** Description of the task **
Set every record down again, identical to the original.

** Provided records **
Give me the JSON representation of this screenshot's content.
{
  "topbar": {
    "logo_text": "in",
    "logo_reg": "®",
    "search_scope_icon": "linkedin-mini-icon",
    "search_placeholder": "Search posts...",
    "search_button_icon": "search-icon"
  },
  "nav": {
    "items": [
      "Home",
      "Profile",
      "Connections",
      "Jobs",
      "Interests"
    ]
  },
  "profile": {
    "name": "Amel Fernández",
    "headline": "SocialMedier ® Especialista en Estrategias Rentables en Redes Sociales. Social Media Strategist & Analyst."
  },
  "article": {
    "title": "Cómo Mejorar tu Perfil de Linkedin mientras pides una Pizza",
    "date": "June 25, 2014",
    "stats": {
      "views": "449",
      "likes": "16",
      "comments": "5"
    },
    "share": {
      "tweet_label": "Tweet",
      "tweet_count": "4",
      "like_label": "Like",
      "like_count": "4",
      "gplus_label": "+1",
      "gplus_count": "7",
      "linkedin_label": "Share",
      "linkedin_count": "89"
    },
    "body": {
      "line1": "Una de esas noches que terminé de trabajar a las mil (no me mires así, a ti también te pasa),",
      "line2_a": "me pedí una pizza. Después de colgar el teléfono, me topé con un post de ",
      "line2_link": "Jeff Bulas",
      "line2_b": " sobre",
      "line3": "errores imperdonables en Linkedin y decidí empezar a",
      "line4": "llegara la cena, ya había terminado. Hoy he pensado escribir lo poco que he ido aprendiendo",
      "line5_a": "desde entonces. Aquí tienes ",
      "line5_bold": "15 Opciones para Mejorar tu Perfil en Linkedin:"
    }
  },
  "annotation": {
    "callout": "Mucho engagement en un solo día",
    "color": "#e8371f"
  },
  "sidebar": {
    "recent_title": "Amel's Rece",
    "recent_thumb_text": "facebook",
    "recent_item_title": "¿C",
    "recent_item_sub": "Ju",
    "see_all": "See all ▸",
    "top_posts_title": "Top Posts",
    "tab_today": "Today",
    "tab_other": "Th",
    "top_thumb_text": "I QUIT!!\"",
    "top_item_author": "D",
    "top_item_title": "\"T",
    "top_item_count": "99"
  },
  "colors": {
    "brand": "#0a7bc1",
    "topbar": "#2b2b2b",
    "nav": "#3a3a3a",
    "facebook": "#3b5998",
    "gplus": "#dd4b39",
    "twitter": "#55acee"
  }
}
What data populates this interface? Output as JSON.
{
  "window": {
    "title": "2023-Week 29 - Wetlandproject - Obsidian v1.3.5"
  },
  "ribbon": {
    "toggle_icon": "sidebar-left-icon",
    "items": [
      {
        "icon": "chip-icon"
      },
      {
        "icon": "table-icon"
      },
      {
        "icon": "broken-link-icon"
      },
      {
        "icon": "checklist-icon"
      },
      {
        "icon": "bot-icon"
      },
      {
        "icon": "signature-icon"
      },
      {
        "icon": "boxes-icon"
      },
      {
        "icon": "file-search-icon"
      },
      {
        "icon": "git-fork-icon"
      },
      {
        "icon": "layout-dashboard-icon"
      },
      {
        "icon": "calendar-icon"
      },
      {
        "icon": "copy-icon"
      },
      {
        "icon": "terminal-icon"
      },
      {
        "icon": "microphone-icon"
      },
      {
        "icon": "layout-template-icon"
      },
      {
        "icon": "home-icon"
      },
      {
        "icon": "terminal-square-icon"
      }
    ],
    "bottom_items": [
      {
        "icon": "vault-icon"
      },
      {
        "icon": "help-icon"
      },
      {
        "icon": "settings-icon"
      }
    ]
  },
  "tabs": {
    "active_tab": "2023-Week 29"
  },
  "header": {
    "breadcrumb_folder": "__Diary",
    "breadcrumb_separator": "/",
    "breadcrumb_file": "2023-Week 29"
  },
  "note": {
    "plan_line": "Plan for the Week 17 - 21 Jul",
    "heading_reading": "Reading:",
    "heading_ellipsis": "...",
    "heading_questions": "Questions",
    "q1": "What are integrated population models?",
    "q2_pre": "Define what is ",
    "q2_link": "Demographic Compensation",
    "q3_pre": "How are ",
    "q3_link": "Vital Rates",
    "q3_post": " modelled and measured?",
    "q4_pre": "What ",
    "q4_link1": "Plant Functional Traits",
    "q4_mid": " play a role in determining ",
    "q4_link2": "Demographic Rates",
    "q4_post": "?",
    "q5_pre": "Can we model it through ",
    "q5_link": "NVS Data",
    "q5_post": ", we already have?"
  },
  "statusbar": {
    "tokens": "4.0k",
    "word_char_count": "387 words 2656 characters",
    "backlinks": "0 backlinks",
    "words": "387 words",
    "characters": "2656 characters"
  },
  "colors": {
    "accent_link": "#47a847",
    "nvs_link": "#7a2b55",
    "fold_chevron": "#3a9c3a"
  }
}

** Result of this task **
Give me the JSON representation of this screenshot's content.
{
  "topbar": {
    "logo_text": "in",
    "logo_reg": "®",
    "search_scope_icon": "linkedin-mini-icon",
    "search_placeholder": "Search posts...",
    "search_button_icon": "search-icon"
  },
  "nav": {
    "items": [
      "Home",
      "Profile",
      "Connections",
      "Jobs",
      "Interests"
    ]
  },
  "profile": {
    "name": "Amel Fernández",
    "headline": "SocialMedier ® Especialista en Estrategias Rentables en Redes Sociales. Social Media Strategist & Analyst."
  },
  "article": {
    "title": "Cómo Mejorar tu Perfil de Linkedin mientras pides una Pizza",
    "date": "June 25, 2014",
    "stats": {
      "views": "449",
      "likes": "16",
      "comments": "5"
    },
    "share": {
      "tweet_label": "Tweet",
      "tweet_count": "4",
      "like_label": "Like",
      "like_count": "4",
      "gplus_label": "+1",
      "gplus_count": "7",
      "linkedin_label": "Share",
      "linkedin_count": "89"
    },
    "body": {
      "line1": "Una de esas noches que terminé de trabajar a las mil (no me mires así, a ti también te pasa),",
      "line2_a": "me pedí una pizza. Después de colgar el teléfono, me topé con un post de ",
      "line2_link": "Jeff Bulas",
      "line2_b": " sobre",
      "line3": "errores imperdonables en Linkedin y decidí empezar a",
      "line4": "llegara la cena, ya había terminado. Hoy he pensado escribir lo poco que he ido aprendiendo",
      "line5_a": "desde entonces. Aquí tienes ",
      "line5_bold": "15 Opciones para Mejorar tu Perfil en Linkedin:"
    }
  },
  "annotation": {
    "callout": "Mucho engagement en un solo día",
    "color": "#e8371f"
  },
  "sidebar": {
    "recent_title": "Amel's Rece",
    "recent_thumb_text": "facebook",
    "recent_item_title": "¿C",
    "recent_item_sub": "Ju",
    "see_all": "See all ▸",
    "top_posts_title": "Top Posts",
    "tab_today": "Today",
    "tab_other": "Th",
    "top_thumb_text": "I QUIT!!\"",
    "top_item_author": "D",
    "top_item_title": "\"T",
    "top_item_count": "99"
  },
  "colors": {
    "brand": "#0a7bc1",
    "topbar": "#2b2b2b",
    "nav": "#3a3a3a",
    "facebook": "#3b5998",
    "gplus": "#dd4b39",
    "twitter": "#55acee"
  }
}
What data populates this interface? Output as JSON.
{
  "window": {
    "title": "2023-Week 29 - Wetlandproject - Obsidian v1.3.5"
  },
  "ribbon": {
    "toggle_icon": "sidebar-left-icon",
    "items": [
      {
        "icon": "chip-icon"
      },
      {
        "icon": "table-icon"
      },
      {
        "icon": "broken-link-icon"
      },
      {
        "icon": "checklist-icon"
      },
      {
        "icon": "bot-icon"
      },
      {
        "icon": "signature-icon"
      },
      {
        "icon": "boxes-icon"
      },
      {
        "icon": "file-search-icon"
      },
      {
        "icon": "git-fork-icon"
      },
      {
        "icon": "layout-dashboard-icon"
      },
      {
        "icon": "calendar-icon"
      },
      {
        "icon": "copy-icon"
      },
      {
        "icon": "terminal-icon"
      },
      {
        "icon": "microphone-icon"
      },
      {
        "icon": "layout-template-icon"
      },
      {
        "icon": "home-icon"
      },
      {
        "icon": "terminal-square-icon"
      }
    ],
    "bottom_items": [
      {
        "icon": "vault-icon"
      },
      {
        "icon": "help-icon"
      },
      {
        "icon": "settings-icon"
      }
    ]
  },
  "tabs": {
    "active_tab": "2023-Week 29"
  },
  "header": {
    "breadcrumb_folder": "__Diary",
    "breadcrumb_separator": "/",
    "breadcrumb_file": "2023-Week 29"
  },
  "note": {
    "plan_line": "Plan for the Week 17 - 21 Jul",
    "heading_reading": "Reading:",
    "heading_ellipsis": "...",
    "heading_questions": "Questions",
    "q1": "What are integrated population models?",
    "q2_pre": "Define what is ",
    "q2_link": "Demographic Compensation",
    "q3_pre": "How are ",
    "q3_link": "Vital Rates",
    "q3_post": " modelled and measured?",
    "q4_pre": "What ",
    "q4_link1": "Plant Functional Traits",
    "q4_mid": " play a role in determining ",
    "q4_link2": "Demographic Rates",
    "q4_post": "?",
    "q5_pre": "Can we model it through ",
    "q5_link": "NVS Data",
    "q5_post": ", we already have?"
  },
  "statusbar": {
    "tokens": "4.0k",
    "word_char_count": "387 words 2656 characters",
    "backlinks": "0 backlinks",
    "words": "387 words",
    "characters": "2656 characters"
  },
  "colors": {
    "accent_link": "#47a847",
    "nvs_link": "#7a2b55",
    "fold_chevron": "#3a9c3a"
  }
}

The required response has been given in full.